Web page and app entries
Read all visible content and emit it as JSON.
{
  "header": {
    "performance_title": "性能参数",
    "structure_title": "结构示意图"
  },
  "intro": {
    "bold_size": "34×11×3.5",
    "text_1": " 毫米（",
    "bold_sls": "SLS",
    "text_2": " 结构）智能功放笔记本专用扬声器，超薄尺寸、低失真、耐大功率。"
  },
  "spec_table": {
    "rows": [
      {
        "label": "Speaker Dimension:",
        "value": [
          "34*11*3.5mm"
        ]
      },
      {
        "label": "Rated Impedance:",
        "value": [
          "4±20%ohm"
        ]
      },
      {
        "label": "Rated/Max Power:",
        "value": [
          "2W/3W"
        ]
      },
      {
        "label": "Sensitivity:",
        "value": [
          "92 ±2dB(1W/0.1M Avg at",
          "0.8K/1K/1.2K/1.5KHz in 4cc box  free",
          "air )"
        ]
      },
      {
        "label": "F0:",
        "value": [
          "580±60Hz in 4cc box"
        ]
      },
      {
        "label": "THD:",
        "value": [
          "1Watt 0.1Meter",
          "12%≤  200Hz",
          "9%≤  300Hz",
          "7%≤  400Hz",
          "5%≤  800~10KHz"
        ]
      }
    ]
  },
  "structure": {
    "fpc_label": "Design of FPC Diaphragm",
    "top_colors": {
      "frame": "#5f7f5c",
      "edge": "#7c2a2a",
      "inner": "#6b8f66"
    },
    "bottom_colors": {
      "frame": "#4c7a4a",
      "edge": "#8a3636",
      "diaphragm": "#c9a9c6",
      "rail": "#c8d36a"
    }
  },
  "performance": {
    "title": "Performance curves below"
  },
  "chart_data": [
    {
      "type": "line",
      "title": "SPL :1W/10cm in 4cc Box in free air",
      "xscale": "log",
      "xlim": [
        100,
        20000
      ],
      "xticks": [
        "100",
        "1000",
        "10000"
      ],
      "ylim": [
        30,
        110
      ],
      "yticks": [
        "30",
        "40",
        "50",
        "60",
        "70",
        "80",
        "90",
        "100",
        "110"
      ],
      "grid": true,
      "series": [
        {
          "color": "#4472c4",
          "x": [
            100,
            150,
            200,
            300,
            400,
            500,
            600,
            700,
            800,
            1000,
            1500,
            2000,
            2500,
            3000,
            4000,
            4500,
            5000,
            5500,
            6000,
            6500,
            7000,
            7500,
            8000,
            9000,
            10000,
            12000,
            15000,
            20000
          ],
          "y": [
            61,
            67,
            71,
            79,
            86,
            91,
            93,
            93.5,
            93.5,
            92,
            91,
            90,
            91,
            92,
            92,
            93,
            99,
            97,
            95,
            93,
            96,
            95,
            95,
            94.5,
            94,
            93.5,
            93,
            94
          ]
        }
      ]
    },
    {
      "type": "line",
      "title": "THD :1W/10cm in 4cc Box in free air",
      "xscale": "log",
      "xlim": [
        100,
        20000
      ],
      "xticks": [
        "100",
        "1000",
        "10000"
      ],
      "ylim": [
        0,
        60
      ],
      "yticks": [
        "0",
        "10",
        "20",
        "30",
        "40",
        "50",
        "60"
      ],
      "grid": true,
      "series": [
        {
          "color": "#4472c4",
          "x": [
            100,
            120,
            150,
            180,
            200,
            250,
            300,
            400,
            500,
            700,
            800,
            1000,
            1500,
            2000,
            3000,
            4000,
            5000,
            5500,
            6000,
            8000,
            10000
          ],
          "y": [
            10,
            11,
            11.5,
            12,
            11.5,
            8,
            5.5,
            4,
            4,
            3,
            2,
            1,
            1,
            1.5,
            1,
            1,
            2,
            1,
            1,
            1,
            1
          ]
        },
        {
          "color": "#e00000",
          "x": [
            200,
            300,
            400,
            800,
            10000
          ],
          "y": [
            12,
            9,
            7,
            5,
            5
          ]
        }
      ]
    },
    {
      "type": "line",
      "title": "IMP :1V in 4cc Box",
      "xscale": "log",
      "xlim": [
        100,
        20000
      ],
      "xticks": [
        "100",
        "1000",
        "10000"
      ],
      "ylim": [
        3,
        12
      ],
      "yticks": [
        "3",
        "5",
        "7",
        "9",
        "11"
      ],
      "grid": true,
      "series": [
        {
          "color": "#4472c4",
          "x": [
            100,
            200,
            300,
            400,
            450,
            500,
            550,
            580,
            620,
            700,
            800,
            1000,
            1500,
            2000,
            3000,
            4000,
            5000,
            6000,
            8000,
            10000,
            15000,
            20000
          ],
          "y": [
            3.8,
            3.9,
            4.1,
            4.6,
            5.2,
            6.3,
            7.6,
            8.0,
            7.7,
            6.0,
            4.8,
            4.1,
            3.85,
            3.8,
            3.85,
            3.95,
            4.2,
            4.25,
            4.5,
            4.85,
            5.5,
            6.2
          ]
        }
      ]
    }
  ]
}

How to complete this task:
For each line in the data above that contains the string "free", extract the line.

Expected answer:
          "0.8K/1K/1.2K/1.5KHz in 4cc box  free",
      "title": "SPL :1W/10cm in 4cc Box in free air",
      "title": "THD :1W/10cm in 4cc Box in free air",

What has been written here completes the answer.